Perhaps the best measuring stick for Denver Elite’s progress came in the waning days of June, as the teams made their sojourn to Calgary for the annual Canada Day Tournament. This is the biggest box lacrosse tournament in the world and consisted of ninety-two teams across all divisions, comprising the best youth box lacrosse talent the sport has to offer. This summer marked the fifth appearance by Denver Elite teams in the tournament. Director Matt Brown says that the program has come a long way since showing up in Calgary in 2010 with a mere two teams. When asked what others in Calgary thought of the Denver Elite teams, Brown says the Canadians were “awed with our development” and that their successes were “not as surprising as five years ago.” A festival-like atmosphere surrounds the tournament, featuring fun for the entire family and phenomenal box lacrosse. While the Canadians are very proud and passionate about their national sport, Denver Elite players and families enjoy the welcoming Canadian hospitality. A few trips to Tim Horton’s didn’t hurt matters either! There must have been something in those donuts as the Novice team (which was actually a combination of Denver Elite and Cali*Lax players) won gold in their division. The title was actually the second for the Novice team, who won the gold in 2013 as well. The PeeWee teams played very hard against great competition and gained invaluable box lacrosse experience. The older Bantam squad missed the Division A playoffs by a mere half point in the standings. The younger Bantam team went undefeated, but missed an opportunity to play in the championship game due to tiebreaker rules. The team won the third place game to preserve their unbeaten streak at the tournament and take the bronze. Top performers for Denver Elite were the Midget team, which finished with a silver medal. Undoubtedly the Timmy’s tasted better on the way home with all that hardware.
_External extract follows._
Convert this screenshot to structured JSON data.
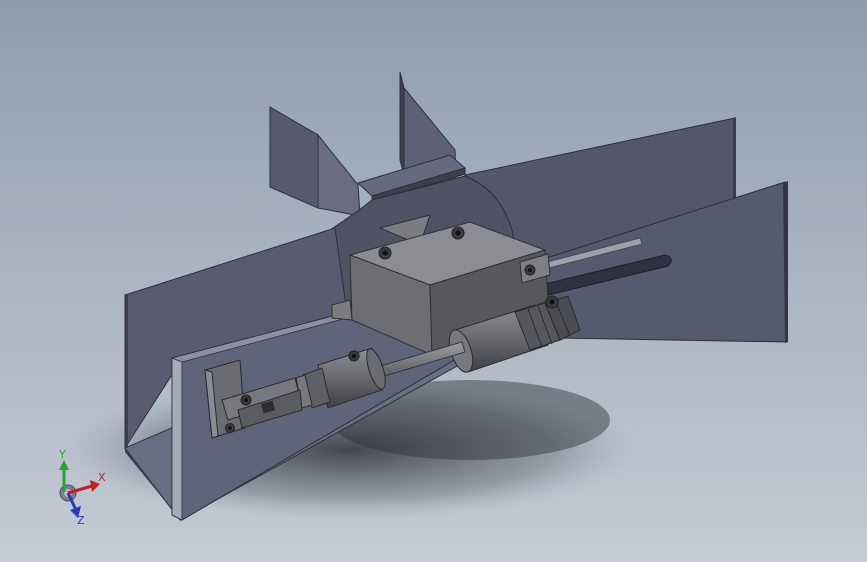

Back in the States, the final tournament of the summer came with the USBOXLA Nationals in Los Angeles, CA. According to Brown, Denver Elite played the role of bridesmaid in past years at the USBOXLA nationals. However, in 2014, the sands shifted in their favor and Denver Elite emerged from runner-ups to dominant champions. Of the six teams that competed in the tournament, five walked off the field with hardware. In the PeeWee division the two Denver Elite teams faced each other for the bronze, where the Blue team came out with an 11–10 victory. In the Bantam division, the Denver Elite White team won a consolation gold, while the Blue team won outright Gold in the division with a convincing 10–2 victory over the Cali*Lax All-Stars Red team. Both the Midget and Intermediate teams claimed 6–4 victories in their corresponding divisions for Gold medals, over Junior Stealth and Cali*Lax All-Stars respectively.
Finally, several Denver Elite players were selected to play for Team USBOXLA Intermediate A, which conducted a whirlwind tour of British Columbia, playing five games in seven days against BC Junior A teams. While the USBOXLA team finished their tour with a 0-4-1 record, the results were encouraging. Considering the schedule and competition, which is some of the best in Canada, the team fared very well; all of the contests were close and competitive. Denver Elite player Carter Jensen said of the experience: “I was constantly challenged and pushed to my limits. Being able to play against these Canadians at their own game, and being able to compete was a great feeling. I am very grateful that I had this opportunity and I wouldn’t trade it for anything.” The sentiments of Jensen’s comments are not unique, and in fact most youth players hold similar feelings about the box game. Winning is wonderful, but at the end of the day box lacrosse is just a lot of fun.